And if you are lucky enough to visit Breiðamerkursandur on a sunny day you can hold the ice-chunks up towards the sun to make them look like shining gold! I haven't got a photo like that, but I have seen many such photos from the tour guides in this area.
Some of the icebergs have an astounding bright blue colour, and one can follow them by the river from the glacial lagoonand down to the sea. The ice-chunks by the sea make for excellent photo opportunities, making it one of Iceland's most popular beaches nowadays.
But that didn't happen until a couple of years ago when I wrote the first travel-blog for Guide to Iceland with the name Diamond beach on Breiðamerkursandur in the title to see if it would catch on. My co travel-blogger Jórunn and the staff at the office came up with this name.
As I have mentioned earlier then the name of this beach is Breiðamerkursandur or Fellsfjara, but tourists now refer to it solely as the Diamond beach. But a made-up name should never replace the old Icelandic topographical name.
I am glad that we were able to introduce this beautiful place to our foreign visitors so that more people can enjoy the brilliant ice diamonds on this black lava beach. It is now a must-stop, whereas I was always alone on Breiðamerkursandur black beach before. But let's always be very careful here as this is the cold Atlantic ocean we are facing.
Below you can see the travel-blog I wrote about the ice diamond beach on Breiðamerkursandur:
I try to visit Breiðamerkursandur every year and cannot wait to see what the ice-diamonds look like, as each time I visit this beach is different, just like an art gallery.
The lagoon is at its most beautiful in the sun, and I always pray for the sun to shine when I visit it. But it is breathtaking in any kind of weather. My photos are taken on my many visits through the years, and the one below is taken in November when daylight is scarce here in Iceland.
There were big blue chunks of ice on the beach, one of which looked like a powdery blue sofa made of ice. It was very pretty, but it was also freezing to sit in it. But since 2013 I have created a photo series called "chilling on an iceberg" as such photos look pretty cool, even though I am freezing my butt ;)
I recently wrote a special travel-blog on my winter visit to the Jökulsárlón glacial lagoon and Breiðamerkursandur:
A word of warning: never crawl up on the icebergs and don't choose the ones close to the sea. And the photographer must always keep his/her eyes on the sea. Or the waves might unexpectedly come in and carry you out to sea.
This has happened on two occasions recently:
On the November day, when the photo above was taken, we were driving from Reykjavík - and seeing that the lagoon is some 370 km away from Reykjavík, we stopped in Kirkjubæjarklaustur village and stayed there for the night.
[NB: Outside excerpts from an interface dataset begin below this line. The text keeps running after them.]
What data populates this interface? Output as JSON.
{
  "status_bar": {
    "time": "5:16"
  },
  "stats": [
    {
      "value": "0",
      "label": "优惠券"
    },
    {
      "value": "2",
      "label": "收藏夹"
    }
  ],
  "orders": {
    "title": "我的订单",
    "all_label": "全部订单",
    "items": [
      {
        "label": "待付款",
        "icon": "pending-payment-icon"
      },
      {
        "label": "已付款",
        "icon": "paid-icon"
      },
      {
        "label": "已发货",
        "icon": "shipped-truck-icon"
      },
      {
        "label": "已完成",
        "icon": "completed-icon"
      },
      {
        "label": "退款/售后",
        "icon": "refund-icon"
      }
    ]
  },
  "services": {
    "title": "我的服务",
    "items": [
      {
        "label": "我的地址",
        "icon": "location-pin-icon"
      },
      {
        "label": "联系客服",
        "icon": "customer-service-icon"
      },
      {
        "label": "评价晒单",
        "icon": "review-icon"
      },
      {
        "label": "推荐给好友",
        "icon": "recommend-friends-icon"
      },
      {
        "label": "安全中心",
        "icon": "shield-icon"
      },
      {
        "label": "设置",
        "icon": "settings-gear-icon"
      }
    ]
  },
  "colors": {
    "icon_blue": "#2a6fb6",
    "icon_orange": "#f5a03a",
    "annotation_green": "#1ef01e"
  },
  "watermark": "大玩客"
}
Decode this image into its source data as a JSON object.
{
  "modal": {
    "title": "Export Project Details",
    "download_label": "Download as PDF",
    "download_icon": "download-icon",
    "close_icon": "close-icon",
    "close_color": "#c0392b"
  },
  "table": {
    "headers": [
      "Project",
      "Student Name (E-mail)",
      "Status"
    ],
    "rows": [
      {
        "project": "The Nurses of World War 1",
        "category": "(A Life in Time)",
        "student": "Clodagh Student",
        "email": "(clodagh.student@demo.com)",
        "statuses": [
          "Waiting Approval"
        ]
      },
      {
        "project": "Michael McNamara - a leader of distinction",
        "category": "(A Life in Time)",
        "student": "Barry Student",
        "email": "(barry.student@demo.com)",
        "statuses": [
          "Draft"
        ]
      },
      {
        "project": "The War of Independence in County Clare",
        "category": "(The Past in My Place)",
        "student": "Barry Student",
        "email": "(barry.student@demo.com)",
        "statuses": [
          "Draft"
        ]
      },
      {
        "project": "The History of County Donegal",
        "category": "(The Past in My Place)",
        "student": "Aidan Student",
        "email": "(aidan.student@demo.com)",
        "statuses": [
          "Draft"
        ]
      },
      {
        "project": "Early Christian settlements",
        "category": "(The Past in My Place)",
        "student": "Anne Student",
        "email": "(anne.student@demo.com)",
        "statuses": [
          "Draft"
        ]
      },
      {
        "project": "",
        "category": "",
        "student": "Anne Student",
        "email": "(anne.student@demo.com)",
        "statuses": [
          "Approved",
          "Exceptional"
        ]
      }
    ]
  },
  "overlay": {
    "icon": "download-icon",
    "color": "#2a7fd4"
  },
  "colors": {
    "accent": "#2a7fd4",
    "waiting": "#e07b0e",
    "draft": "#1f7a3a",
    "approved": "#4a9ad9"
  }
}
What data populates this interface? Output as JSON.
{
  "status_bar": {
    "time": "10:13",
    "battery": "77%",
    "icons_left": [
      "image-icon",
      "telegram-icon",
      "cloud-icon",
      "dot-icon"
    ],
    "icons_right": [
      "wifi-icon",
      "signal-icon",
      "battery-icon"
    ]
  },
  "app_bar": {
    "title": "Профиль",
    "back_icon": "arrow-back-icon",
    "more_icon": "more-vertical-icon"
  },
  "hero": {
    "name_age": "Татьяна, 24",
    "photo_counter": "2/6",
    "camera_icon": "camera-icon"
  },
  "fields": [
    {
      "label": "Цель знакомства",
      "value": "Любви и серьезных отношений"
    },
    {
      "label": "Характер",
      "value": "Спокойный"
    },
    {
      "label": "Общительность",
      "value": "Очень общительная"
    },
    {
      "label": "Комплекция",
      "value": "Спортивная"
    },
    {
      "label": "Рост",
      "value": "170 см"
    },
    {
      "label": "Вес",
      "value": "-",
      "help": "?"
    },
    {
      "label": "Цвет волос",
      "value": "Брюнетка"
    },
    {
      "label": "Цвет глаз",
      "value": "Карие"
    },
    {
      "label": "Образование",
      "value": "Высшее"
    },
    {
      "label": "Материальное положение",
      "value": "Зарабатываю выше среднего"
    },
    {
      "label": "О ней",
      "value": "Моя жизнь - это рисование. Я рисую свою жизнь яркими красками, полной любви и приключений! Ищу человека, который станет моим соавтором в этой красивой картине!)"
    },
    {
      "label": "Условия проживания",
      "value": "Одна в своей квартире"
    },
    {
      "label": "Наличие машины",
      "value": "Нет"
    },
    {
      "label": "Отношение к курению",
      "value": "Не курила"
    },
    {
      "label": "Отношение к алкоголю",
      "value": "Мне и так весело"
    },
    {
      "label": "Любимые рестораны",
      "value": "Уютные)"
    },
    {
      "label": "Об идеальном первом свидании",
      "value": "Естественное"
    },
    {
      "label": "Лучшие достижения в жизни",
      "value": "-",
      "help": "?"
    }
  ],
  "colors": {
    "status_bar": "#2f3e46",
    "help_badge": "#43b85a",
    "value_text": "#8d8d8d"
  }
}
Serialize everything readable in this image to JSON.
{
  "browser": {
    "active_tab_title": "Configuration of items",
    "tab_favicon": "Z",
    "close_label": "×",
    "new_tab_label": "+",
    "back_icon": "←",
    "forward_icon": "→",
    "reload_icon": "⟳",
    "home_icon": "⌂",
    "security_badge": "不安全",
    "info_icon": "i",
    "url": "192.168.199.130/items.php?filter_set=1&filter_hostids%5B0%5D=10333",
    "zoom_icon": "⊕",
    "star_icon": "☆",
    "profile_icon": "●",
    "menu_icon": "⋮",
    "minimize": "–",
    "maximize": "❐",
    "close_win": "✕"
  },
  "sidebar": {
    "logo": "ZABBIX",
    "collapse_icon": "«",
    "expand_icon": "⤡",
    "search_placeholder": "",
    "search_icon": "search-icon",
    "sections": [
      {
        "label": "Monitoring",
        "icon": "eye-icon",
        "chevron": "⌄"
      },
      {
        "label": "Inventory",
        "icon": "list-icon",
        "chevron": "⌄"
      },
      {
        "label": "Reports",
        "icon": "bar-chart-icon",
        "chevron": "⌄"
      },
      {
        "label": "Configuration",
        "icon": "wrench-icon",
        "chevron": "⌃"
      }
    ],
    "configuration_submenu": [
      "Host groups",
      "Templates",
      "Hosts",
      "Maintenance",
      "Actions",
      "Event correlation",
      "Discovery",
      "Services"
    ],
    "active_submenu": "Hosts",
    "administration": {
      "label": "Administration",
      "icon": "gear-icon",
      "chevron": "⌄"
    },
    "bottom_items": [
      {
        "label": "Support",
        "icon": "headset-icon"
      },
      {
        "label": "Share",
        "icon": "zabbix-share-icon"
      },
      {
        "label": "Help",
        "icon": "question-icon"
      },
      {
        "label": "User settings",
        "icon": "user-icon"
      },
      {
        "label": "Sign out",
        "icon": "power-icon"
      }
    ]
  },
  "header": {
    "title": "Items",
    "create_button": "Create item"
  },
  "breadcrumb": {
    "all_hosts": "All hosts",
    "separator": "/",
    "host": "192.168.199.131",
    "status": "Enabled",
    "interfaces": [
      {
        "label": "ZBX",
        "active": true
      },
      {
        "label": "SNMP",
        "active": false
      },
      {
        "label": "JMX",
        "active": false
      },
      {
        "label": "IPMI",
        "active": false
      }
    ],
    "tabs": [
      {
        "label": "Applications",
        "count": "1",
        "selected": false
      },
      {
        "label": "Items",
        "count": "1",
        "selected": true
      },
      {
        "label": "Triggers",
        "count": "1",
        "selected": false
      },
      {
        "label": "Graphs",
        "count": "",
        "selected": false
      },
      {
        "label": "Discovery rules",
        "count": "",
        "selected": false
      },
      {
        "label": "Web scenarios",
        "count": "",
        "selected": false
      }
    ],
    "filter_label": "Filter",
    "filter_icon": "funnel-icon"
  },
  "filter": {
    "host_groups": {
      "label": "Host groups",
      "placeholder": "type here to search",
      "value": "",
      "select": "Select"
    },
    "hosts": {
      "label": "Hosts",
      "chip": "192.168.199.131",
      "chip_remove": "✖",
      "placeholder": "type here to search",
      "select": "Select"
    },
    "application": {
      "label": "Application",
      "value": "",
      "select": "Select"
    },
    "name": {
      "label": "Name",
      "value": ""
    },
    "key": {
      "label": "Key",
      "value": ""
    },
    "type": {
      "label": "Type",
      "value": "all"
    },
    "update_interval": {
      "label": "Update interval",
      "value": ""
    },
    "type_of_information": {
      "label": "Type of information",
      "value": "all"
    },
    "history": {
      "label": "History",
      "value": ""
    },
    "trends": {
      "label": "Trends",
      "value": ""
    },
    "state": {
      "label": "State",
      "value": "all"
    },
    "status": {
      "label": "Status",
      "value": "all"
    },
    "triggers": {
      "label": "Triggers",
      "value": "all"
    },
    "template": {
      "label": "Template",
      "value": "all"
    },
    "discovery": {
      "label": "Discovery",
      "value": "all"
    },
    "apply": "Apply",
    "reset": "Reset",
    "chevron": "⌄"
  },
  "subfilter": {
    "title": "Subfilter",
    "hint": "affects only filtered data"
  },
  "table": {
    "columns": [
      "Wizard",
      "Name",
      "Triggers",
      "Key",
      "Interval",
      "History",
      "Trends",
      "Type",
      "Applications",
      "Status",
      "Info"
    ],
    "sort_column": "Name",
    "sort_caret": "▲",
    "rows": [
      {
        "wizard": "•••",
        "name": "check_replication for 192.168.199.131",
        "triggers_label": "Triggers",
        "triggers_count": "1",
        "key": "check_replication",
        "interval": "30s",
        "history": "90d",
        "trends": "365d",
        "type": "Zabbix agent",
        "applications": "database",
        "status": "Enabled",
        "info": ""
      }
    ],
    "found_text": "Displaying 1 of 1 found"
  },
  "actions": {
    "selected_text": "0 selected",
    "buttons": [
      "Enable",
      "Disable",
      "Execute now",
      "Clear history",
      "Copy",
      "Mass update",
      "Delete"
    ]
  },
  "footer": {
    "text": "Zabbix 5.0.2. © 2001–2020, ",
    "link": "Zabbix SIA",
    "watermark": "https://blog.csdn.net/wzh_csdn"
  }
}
We were lucky to get some rays of sun before the dusk set in.
Here you can see a webcam of this area. Once I got contacted by a visitor to the Breiðamerkursandur, who complained about there not being any ice diamonds on the beach.
This is nature and there are no guarantees, but I thought it was strange, so I checked out the lagoon on the webcam. I saw that some icebergs on the way to sea had collided before they reached the bridge and were creating a traffic jam, as it were, as they were blocking the other icebergs from leaving the glacial lagoon.
This can happen when dealing with nature ;)
Once at the glacial lagoon, park your car on the parking lot on either side of the road. Never park on the bridge though, I have seen that happening way too often. The bridge is on ring-road 1 and parking on the bridge literally cuts off traffic on the highway.
The beautiful Jökulsárlón glacial lagoon and the South-coast of Iceland is such a popular place to visit and we have a myriad of guided tours to this area, f.ex:
The ice cave tours with departure from Jökulsárlón have become very popular in the wintertime.
You can also rent a car in Reykjavík and drive there by yourself. Just remember that if you are visiting in the wintertime then you have to stay over for at least one night in this area.
Have a lovely time at Jökulsárlón glacial lagoon and Breiðamerkursandur and stay safe in my country :)